Supplied entries:
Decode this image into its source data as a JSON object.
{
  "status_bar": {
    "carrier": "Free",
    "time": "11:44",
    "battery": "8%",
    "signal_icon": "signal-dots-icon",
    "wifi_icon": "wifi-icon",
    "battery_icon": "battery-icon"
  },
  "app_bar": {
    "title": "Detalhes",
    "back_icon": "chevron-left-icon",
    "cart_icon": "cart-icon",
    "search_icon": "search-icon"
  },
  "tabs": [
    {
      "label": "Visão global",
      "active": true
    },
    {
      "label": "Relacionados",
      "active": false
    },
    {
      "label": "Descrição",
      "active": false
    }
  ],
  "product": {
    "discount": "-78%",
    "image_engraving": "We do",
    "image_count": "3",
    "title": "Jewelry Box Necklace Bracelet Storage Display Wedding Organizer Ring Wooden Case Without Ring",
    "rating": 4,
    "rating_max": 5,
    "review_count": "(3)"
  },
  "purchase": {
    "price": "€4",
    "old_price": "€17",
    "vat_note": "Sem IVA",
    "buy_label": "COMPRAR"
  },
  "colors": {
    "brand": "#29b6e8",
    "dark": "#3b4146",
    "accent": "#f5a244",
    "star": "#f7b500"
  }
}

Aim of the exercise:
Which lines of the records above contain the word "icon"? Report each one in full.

Response:
    "signal_icon": "signal-dots-icon",
    "wifi_icon": "wifi-icon",
    "battery_icon": "battery-icon"
    "back_icon": "chevron-left-icon",
    "cart_icon": "cart-icon",
    "search_icon": "search-icon"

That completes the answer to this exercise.